What to do: Return all lines of the data in which the string "heart" occurs.

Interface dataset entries
*** Block opens ***

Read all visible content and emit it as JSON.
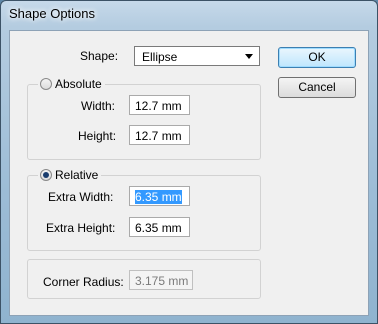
{
  "window": {
    "title": "Shape Options"
  },
  "shape": {
    "label": "Shape:",
    "value": "Ellipse"
  },
  "absolute": {
    "label": "Absolute",
    "selected": false,
    "width_label": "Width:",
    "width_value": "12.7 mm",
    "height_label": "Height:",
    "height_value": "12.7 mm"
  },
  "relative": {
    "label": "Relative",
    "selected": true,
    "extra_width_label": "Extra Width:",
    "extra_width_value": "6.35 mm",
    "extra_height_label": "Extra Height:",
    "extra_height_value": "6.35 mm"
  },
  "corner": {
    "label": "Corner Radius:",
    "value": "3.175 mm",
    "enabled": false
  },
  "buttons": {
    "ok": "OK",
    "cancel": "Cancel"
  },
  "colors": {
    "selection": "#3399ff",
    "default_button": "#bee6fd"
  }
}
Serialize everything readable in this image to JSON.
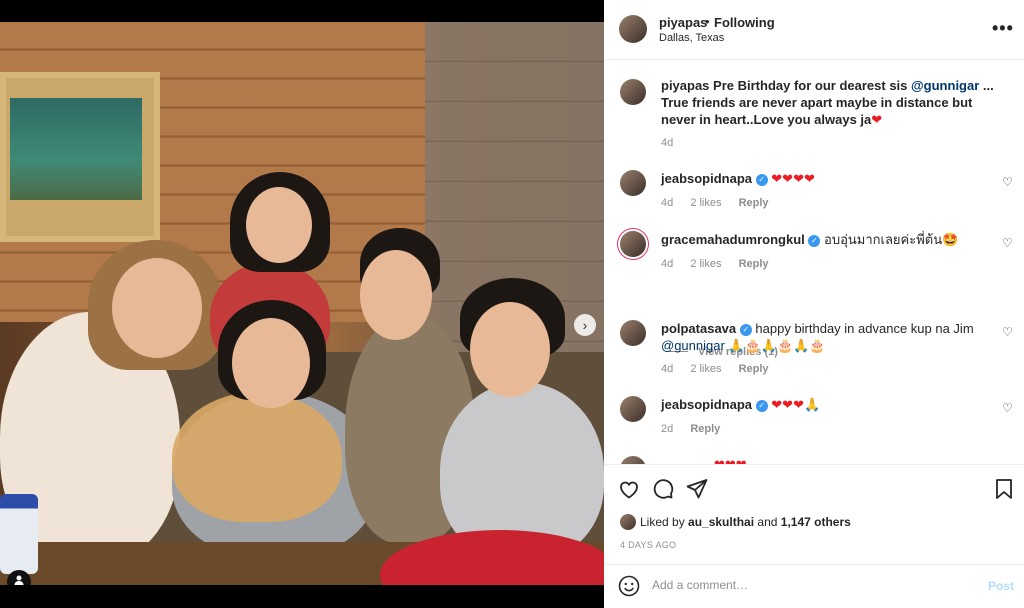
{
  "photo": {
    "carousel_dots": 10,
    "active_dot": 0,
    "next_icon": "chevron-right-icon",
    "tag_icon": "user-tag-icon"
  },
  "header": {
    "username": "piyapas",
    "separator": "•",
    "follow_label": "Following",
    "location": "Dallas, Texas",
    "more_icon": "more-options-icon"
  },
  "caption": {
    "username": "piyapas",
    "text_line1": "Pre Birthday for our dearest sis ",
    "mention": "@gunnigar",
    "ellipsis": " ...",
    "text_line2": "True friends are never apart maybe in distance but never in heart..Love you always ja",
    "heart": "❤",
    "time": "4d"
  },
  "comments": [
    {
      "username": "jeabsopidnapa",
      "verified": true,
      "text": "❤❤❤❤",
      "time": "4d",
      "likes": "2 likes",
      "reply": "Reply"
    },
    {
      "username": "gracemahadumrongkul",
      "verified": true,
      "text": "อบอุ่นมากเลยค่ะพี่ต้น🤩",
      "time": "4d",
      "likes": "2 likes",
      "reply": "Reply"
    },
    {
      "username": "polpatasava",
      "verified": true,
      "text": "happy birthday in advance kup na Jim",
      "mention": "@gunnigar",
      "emojis": "🙏🎂🙏🎂🙏🎂",
      "time": "4d",
      "likes": "2 likes",
      "reply": "Reply"
    },
    {
      "username": "jeabsopidnapa",
      "verified": true,
      "text": "❤❤❤🙏",
      "time": "2d",
      "reply": "Reply"
    }
  ],
  "view_replies": "View replies (1)",
  "partial_comment": "❤❤❤",
  "actions": {
    "like_icon": "heart-icon",
    "comment_icon": "comment-icon",
    "share_icon": "share-icon",
    "save_icon": "bookmark-icon"
  },
  "likes": {
    "prefix": "Liked by ",
    "user": "au_skulthai",
    "middle": " and ",
    "count": "1,147 others"
  },
  "posted": "4 DAYS AGO",
  "add_comment": {
    "placeholder": "Add a comment…",
    "post_label": "Post",
    "emoji_icon": "emoji-icon"
  }
}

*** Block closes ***

Answer box:
    "text_line2": "True friends are never apart maybe in distance but never in heart..Love you always ja",
    "heart": "❤",
    "like_icon": "heart-icon",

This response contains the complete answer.